Earlwood - Name Origin

From Canterbury Commons
Jump to: navigation, search

Historian.png This article is written by Brian Madden, Canterbury local historian and author. To make any suggestions for additions, please visit the Discussion Page for this article.

The first known use of the name Earlwood, or at least a close version of it, was when the name “The Earlewood Estate” was used as the name of a property when it was surveyed in 1884 to bring it under Torrens Title. Earlier that year, Mrs Jane Earl had subdivided the land bounded by Homer Street, Morgan Street, Wolli Creek and Harold Street (now part of Richard Avenue) before she sold it. The developers probably combined the name of Mrs Earl, who sold the land to them, added “e” to make it sound more high-class, and “wood” to describe the lush vegetation as a bait to attract buyers. It was one of the earliest subdivisions in the district.

The Earlwood area has had many names over the years.

The first land grant in the district was to John Parkes. He was promised his grant (bounded by the present William Street, Woolcott Street, Spark Street, Hamilton Avenue and Earlwood Avenue) by Governor Macquarie in 1816, although it was not officially confirmed until 1831. The family settled on the land about 1829, and made their living as sawyers, clearing the forest covering the whole district. The area became known as “Parkes Camp” and in the 1870s as Parkestown.

With the forest disappearing and market gardens replacing the trees, the name Forest Hill came into use. The name described the landscape as it had once been. It was used at least as early as 1884 when it is mentioned in a Directory. The Forest Hill Progress Association was formed in 1902.

When it was decided in 1914 to open a new Public School, it was pointed out that there was already a Forest Hill School near Wagga Wagga, and another name would be needed. The Principal Senior Inspector of the Department of Public Instruction suggested the residents consider the old name of Parkestown or perhaps they would prefer a new name such as “Le Foret” (The Forest), “Silvestris” (Woody) or “Endendros” (Well Wooded). Whether he consulted the residents is not stated, but the District Inspector recommended Parkestown.
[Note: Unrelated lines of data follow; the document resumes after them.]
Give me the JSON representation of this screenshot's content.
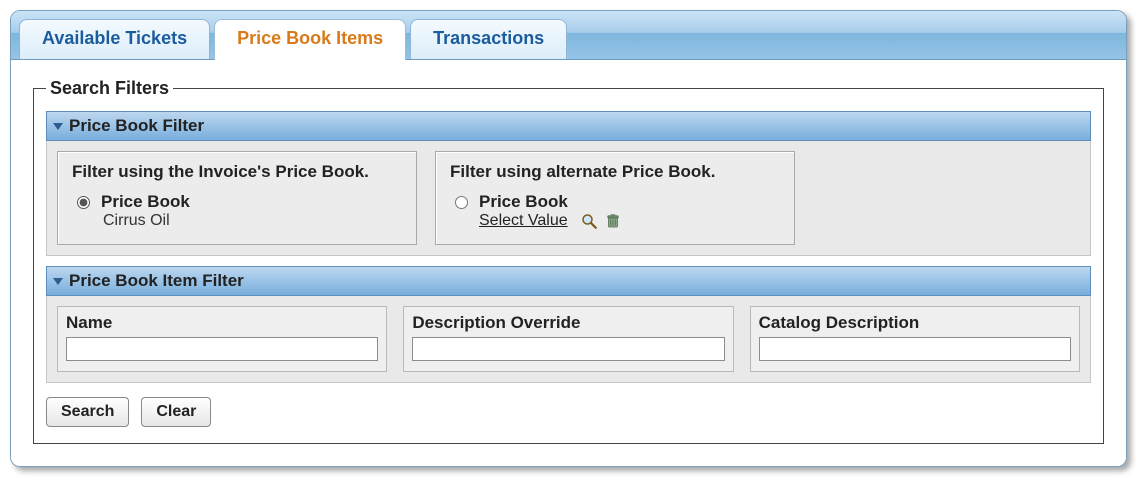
{
  "tabs": {
    "available_tickets": "Available Tickets",
    "price_book_items": "Price Book Items",
    "transactions": "Transactions"
  },
  "search_filters": {
    "legend": "Search Filters",
    "price_book_filter": {
      "header": "Price Book Filter",
      "invoice_box": {
        "title": "Filter using the Invoice's Price Book.",
        "radio_label": "Price Book",
        "value": "Cirrus Oil"
      },
      "alternate_box": {
        "title": "Filter using alternate Price Book.",
        "radio_label": "Price Book",
        "select_value_text": "Select Value"
      }
    },
    "item_filter": {
      "header": "Price Book Item Filter",
      "name_label": "Name",
      "name_value": "",
      "desc_override_label": "Description Override",
      "desc_override_value": "",
      "catalog_desc_label": "Catalog Description",
      "catalog_desc_value": ""
    },
    "buttons": {
      "search": "Search",
      "clear": "Clear"
    }
  }
}
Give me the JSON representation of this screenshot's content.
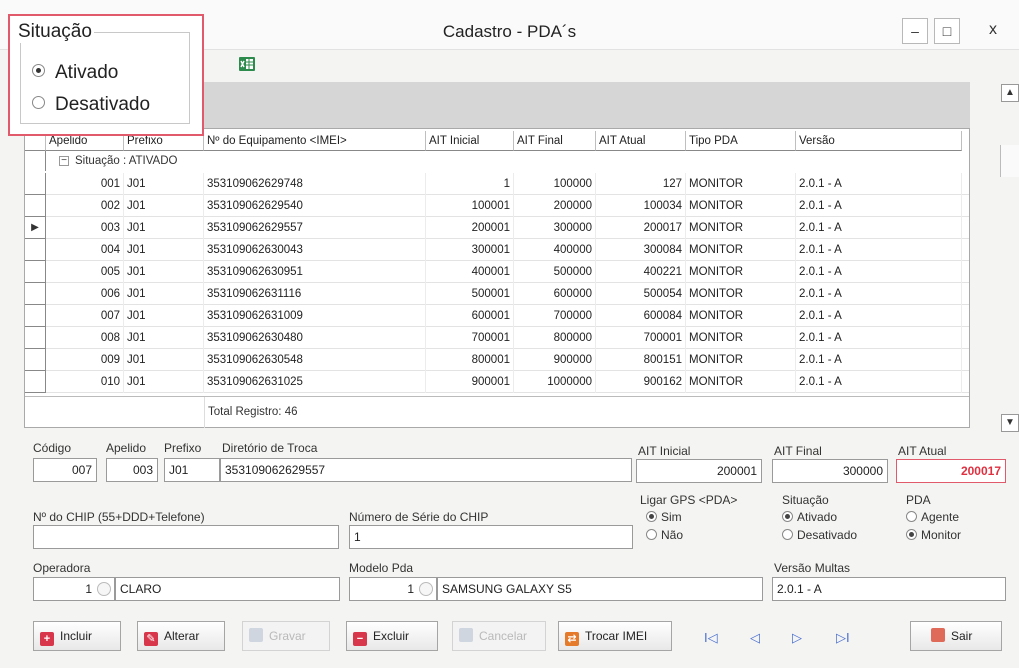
{
  "window": {
    "title": "Cadastro - PDA´s",
    "minimize": "–",
    "maximize": "□",
    "close": "x"
  },
  "situacao_filter": {
    "title": "Situação",
    "options": [
      "Ativado",
      "Desativado"
    ],
    "selected": "Ativado"
  },
  "grid": {
    "columns": [
      "Apelido",
      "Prefixo",
      "Nº do Equipamento <IMEI>",
      "AIT Inicial",
      "AIT Final",
      "AIT Atual",
      "Tipo PDA",
      "Versão"
    ],
    "group_label": "Situação : ATIVADO",
    "group_toggle": "−",
    "current_row_marker": "▶",
    "rows": [
      {
        "apelido": "001",
        "prefixo": "J01",
        "imei": "353109062629748",
        "ait_inicial": "1",
        "ait_final": "100000",
        "ait_atual": "127",
        "tipo": "MONITOR",
        "versao": "2.0.1 - A"
      },
      {
        "apelido": "002",
        "prefixo": "J01",
        "imei": "353109062629540",
        "ait_inicial": "100001",
        "ait_final": "200000",
        "ait_atual": "100034",
        "tipo": "MONITOR",
        "versao": "2.0.1 - A"
      },
      {
        "apelido": "003",
        "prefixo": "J01",
        "imei": "353109062629557",
        "ait_inicial": "200001",
        "ait_final": "300000",
        "ait_atual": "200017",
        "tipo": "MONITOR",
        "versao": "2.0.1 - A"
      },
      {
        "apelido": "004",
        "prefixo": "J01",
        "imei": "353109062630043",
        "ait_inicial": "300001",
        "ait_final": "400000",
        "ait_atual": "300084",
        "tipo": "MONITOR",
        "versao": "2.0.1 - A"
      },
      {
        "apelido": "005",
        "prefixo": "J01",
        "imei": "353109062630951",
        "ait_inicial": "400001",
        "ait_final": "500000",
        "ait_atual": "400221",
        "tipo": "MONITOR",
        "versao": "2.0.1 - A"
      },
      {
        "apelido": "006",
        "prefixo": "J01",
        "imei": "353109062631116",
        "ait_inicial": "500001",
        "ait_final": "600000",
        "ait_atual": "500054",
        "tipo": "MONITOR",
        "versao": "2.0.1 - A"
      },
      {
        "apelido": "007",
        "prefixo": "J01",
        "imei": "353109062631009",
        "ait_inicial": "600001",
        "ait_final": "700000",
        "ait_atual": "600084",
        "tipo": "MONITOR",
        "versao": "2.0.1 - A"
      },
      {
        "apelido": "008",
        "prefixo": "J01",
        "imei": "353109062630480",
        "ait_inicial": "700001",
        "ait_final": "800000",
        "ait_atual": "700001",
        "tipo": "MONITOR",
        "versao": "2.0.1 - A"
      },
      {
        "apelido": "009",
        "prefixo": "J01",
        "imei": "353109062630548",
        "ait_inicial": "800001",
        "ait_final": "900000",
        "ait_atual": "800151",
        "tipo": "MONITOR",
        "versao": "2.0.1 - A"
      },
      {
        "apelido": "010",
        "prefixo": "J01",
        "imei": "353109062631025",
        "ait_inicial": "900001",
        "ait_final": "1000000",
        "ait_atual": "900162",
        "tipo": "MONITOR",
        "versao": "2.0.1 - A"
      }
    ],
    "total_label": "Total Registro: 46",
    "scroll_up": "▲",
    "scroll_down": "▼"
  },
  "form": {
    "codigo": {
      "label": "Código",
      "value": "007"
    },
    "apelido": {
      "label": "Apelido",
      "value": "003"
    },
    "prefixo": {
      "label": "Prefixo",
      "value": "J01"
    },
    "diretorio": {
      "label": "Diretório de Troca",
      "value": "353109062629557"
    },
    "ait_inicial": {
      "label": "AIT Inicial",
      "value": "200001"
    },
    "ait_final": {
      "label": "AIT Final",
      "value": "300000"
    },
    "ait_atual": {
      "label": "AIT Atual",
      "value": "200017"
    },
    "chip": {
      "label": "Nº do CHIP (55+DDD+Telefone)",
      "value": ""
    },
    "serie_chip": {
      "label": "Número de Série do CHIP",
      "value": "1"
    },
    "gps": {
      "label": "Ligar GPS <PDA>",
      "options": [
        "Sim",
        "Não"
      ],
      "selected": "Sim"
    },
    "situacao": {
      "label": "Situação",
      "options": [
        "Ativado",
        "Desativado"
      ],
      "selected": "Ativado"
    },
    "pda": {
      "label": "PDA",
      "options": [
        "Agente",
        "Monitor"
      ],
      "selected": "Monitor"
    },
    "operadora": {
      "label": "Operadora",
      "code": "1",
      "name": "CLARO"
    },
    "modelo": {
      "label": "Modelo Pda",
      "code": "1",
      "name": "SAMSUNG GALAXY S5"
    },
    "versao_multas": {
      "label": "Versão Multas",
      "value": "2.0.1 - A"
    }
  },
  "buttons": {
    "incluir": "Incluir",
    "alterar": "Alterar",
    "gravar": "Gravar",
    "excluir": "Excluir",
    "cancelar": "Cancelar",
    "trocar_imei": "Trocar IMEI",
    "sair": "Sair",
    "nav_first": "I◁",
    "nav_prev": "◁",
    "nav_next": "▷",
    "nav_last": "▷I"
  },
  "colors": {
    "highlight_border": "#e05a6b",
    "ait_atual_text": "#e03040",
    "ait_atual_border": "#e05a6b",
    "excel_icon": "#2e8b4e"
  }
}
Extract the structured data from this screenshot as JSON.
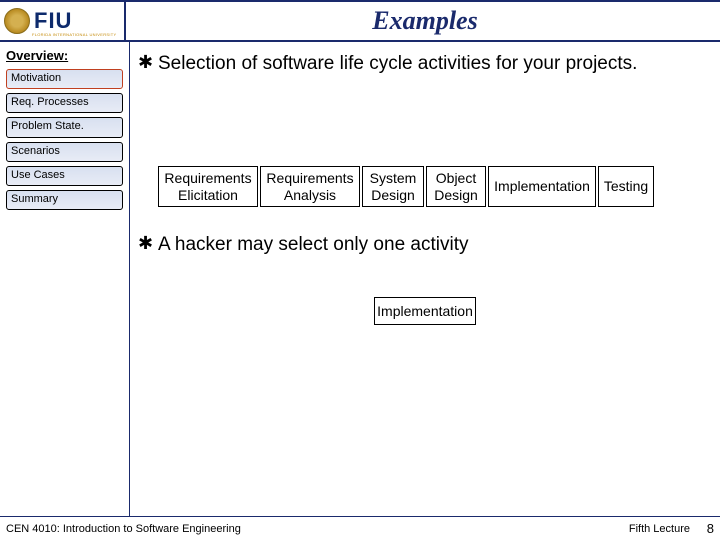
{
  "header": {
    "logo_text": "FIU",
    "logo_sub": "FLORIDA INTERNATIONAL UNIVERSITY",
    "title": "Examples"
  },
  "sidebar": {
    "title": "Overview:",
    "items": [
      {
        "label": "Motivation",
        "active": true
      },
      {
        "label": "Req. Processes",
        "active": false
      },
      {
        "label": "Problem State.",
        "active": false
      },
      {
        "label": "Scenarios",
        "active": false
      },
      {
        "label": "Use Cases",
        "active": false
      },
      {
        "label": "Summary",
        "active": false
      }
    ]
  },
  "content": {
    "bullet1": "Selection of software life cycle activities for your projects.",
    "boxes": [
      "Requirements Elicitation",
      "Requirements Analysis",
      "System Design",
      "Object Design",
      "Implementation",
      "Testing"
    ],
    "bullet2": "A hacker may select only one activity",
    "single": "Implementation"
  },
  "footer": {
    "left": "CEN 4010: Introduction to Software Engineering",
    "right": "Fifth Lecture",
    "page": "8"
  }
}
However, a meeting in June 1914 of the Forest Hill Progress Association discussed the future name of the district and voted by 21 to 2 in favour of Earlwood. This name was probably suggested because the site purchased for the new school was on the Earlewood Estate.

The name of the school and the Progress Association were changed to Earlwood soon after. The first Post Office opened in 1920 with the name Earlewood, changing to Earlwood in late 1928 or early 1929.

A suggestion which has been around for many years is wrong. It is that Earlwood was said to be named after Earl, one time Mayor of Bexley, who lived on the Bexley side of Wolli Creek, and the Wood brothers, William and James, who had a pig and poultry farm in the locality. However, Bexley Council, which existed from 1900 to 1948, never had a Mayor or even an alderman named Earl, and, although William and James Wood did own land in Earlwood, this was after the name was coined.


Brian Madden, 2014